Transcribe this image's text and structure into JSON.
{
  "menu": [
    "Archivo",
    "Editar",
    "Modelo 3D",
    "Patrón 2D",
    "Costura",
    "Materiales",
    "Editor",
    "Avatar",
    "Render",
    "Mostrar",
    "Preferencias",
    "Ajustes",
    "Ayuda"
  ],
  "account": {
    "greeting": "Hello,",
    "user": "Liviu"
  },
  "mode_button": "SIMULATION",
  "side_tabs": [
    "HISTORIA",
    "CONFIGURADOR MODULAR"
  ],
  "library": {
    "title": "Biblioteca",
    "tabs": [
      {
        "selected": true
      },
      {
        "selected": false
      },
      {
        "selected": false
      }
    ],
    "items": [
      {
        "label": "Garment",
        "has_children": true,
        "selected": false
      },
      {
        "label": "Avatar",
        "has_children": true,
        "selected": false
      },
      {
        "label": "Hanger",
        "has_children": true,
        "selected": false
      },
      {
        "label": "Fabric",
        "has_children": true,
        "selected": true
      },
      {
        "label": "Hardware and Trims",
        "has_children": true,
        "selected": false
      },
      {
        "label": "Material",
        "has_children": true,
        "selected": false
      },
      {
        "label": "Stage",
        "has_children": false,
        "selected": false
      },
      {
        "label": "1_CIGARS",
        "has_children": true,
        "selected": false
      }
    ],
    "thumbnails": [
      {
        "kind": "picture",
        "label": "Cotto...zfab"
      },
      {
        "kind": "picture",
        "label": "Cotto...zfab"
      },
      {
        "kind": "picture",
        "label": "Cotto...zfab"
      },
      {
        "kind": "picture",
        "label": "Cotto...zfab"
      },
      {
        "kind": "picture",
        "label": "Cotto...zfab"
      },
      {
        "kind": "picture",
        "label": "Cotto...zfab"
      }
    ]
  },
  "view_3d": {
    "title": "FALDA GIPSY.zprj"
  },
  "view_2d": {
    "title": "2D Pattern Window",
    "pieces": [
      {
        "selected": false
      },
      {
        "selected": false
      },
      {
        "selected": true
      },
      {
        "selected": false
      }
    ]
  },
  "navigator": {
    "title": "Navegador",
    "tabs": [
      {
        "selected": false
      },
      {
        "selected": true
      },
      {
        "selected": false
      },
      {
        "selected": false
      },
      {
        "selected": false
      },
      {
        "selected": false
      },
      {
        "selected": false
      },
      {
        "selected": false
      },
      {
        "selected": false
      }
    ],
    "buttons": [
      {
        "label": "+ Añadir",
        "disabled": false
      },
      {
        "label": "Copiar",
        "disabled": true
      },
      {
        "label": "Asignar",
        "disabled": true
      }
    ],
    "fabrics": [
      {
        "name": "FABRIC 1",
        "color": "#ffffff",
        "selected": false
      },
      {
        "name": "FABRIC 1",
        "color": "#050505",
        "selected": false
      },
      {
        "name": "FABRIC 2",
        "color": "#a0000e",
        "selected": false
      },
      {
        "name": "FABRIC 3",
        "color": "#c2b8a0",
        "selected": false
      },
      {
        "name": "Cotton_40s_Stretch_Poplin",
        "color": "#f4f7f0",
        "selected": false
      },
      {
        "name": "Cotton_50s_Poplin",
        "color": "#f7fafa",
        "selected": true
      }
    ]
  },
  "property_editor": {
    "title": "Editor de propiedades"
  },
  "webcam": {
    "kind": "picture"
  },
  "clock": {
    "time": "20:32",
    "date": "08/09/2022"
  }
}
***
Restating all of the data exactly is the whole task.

## Output of the task:
Transcribe this image's text and structure into JSON.
{
  "menu": [
    "Archivo",
    "Editar",
    "Modelo 3D",
    "Patrón 2D",
    "Costura",
    "Materiales",
    "Editor",
    "Avatar",
    "Render",
    "Mostrar",
    "Preferencias",
    "Ajustes",
    "Ayuda"
  ],
  "account": {
    "greeting": "Hello,",
    "user": "Liviu"
  },
  "mode_button": "SIMULATION",
  "side_tabs": [
    "HISTORIA",
    "CONFIGURADOR MODULAR"
  ],
  "library": {
    "title": "Biblioteca",
    "tabs": [
      {
        "selected": true
      },
      {
        "selected": false
      },
      {
        "selected": false
      }
    ],
    "items": [
      {
        "label": "Garment",
        "has_children": true,
        "selected": false
      },
      {
        "label": "Avatar",
        "has_children": true,
        "selected": false
      },
      {
        "label": "Hanger",
        "has_children": true,
        "selected": false
      },
      {
        "label": "Fabric",
        "has_children": true,
        "selected": true
      },
      {
        "label": "Hardware and Trims",
        "has_children": true,
        "selected": false
      },
      {
        "label": "Material",
        "has_children": true,
        "selected": false
      },
      {
        "label": "Stage",
        "has_children": false,
        "selected": false
      },
      {
        "label": "1_CIGARS",
        "has_children": true,
        "selected": false
      }
    ],
    "thumbnails": [
      {
        "kind": "picture",
        "label": "Cotto...zfab"
      },
      {
        "kind": "picture",
        "label": "Cotto...zfab"
      },
      {
        "kind": "picture",
        "label": "Cotto...zfab"
      },
      {
        "kind": "picture",
        "label": "Cotto...zfab"
      },
      {
        "kind": "picture",
        "label": "Cotto...zfab"
      },
      {
        "kind": "picture",
        "label": "Cotto...zfab"
      }
    ]
  },
  "view_3d": {
    "title": "FALDA GIPSY.zprj"
  },
  "view_2d": {
    "title": "2D Pattern Window",
    "pieces": [
      {
        "selected": false
      },
      {
        "selected": false
      },
      {
        "selected": true
      },
      {
        "selected": false
      }
    ]
  },
  "navigator": {
    "title": "Navegador",
    "tabs": [
      {
        "selected": false
      },
      {
        "selected": true
      },
      {
        "selected": false
      },
      {
        "selected": false
      },
      {
        "selected": false
      },
      {
        "selected": false
      },
      {
        "selected": false
      },
      {
        "selected": false
      },
      {
        "selected": false
      }
    ],
    "buttons": [
      {
        "label": "+ Añadir",
        "disabled": false
      },
      {
        "label": "Copiar",
        "disabled": true
      },
      {
        "label": "Asignar",
        "disabled": true
      }
    ],
    "fabrics": [
      {
        "name": "FABRIC 1",
        "color": "#ffffff",
        "selected": false
      },
      {
        "name": "FABRIC 1",
        "color": "#050505",
        "selected": false
      },
      {
        "name": "FABRIC 2",
        "color": "#a0000e",
        "selected": false
      },
      {
        "name": "FABRIC 3",
        "color": "#c2b8a0",
        "selected": false
      },
      {
        "name": "Cotton_40s_Stretch_Poplin",
        "color": "#f4f7f0",
        "selected": false
      },
      {
        "name": "Cotton_50s_Poplin",
        "color": "#f7fafa",
        "selected": true
      }
    ]
  },
  "property_editor": {
    "title": "Editor de propiedades"
  },
  "webcam": {
    "kind": "picture"
  },
  "clock": {
    "time": "20:32",
    "date": "08/09/2022"
  }
}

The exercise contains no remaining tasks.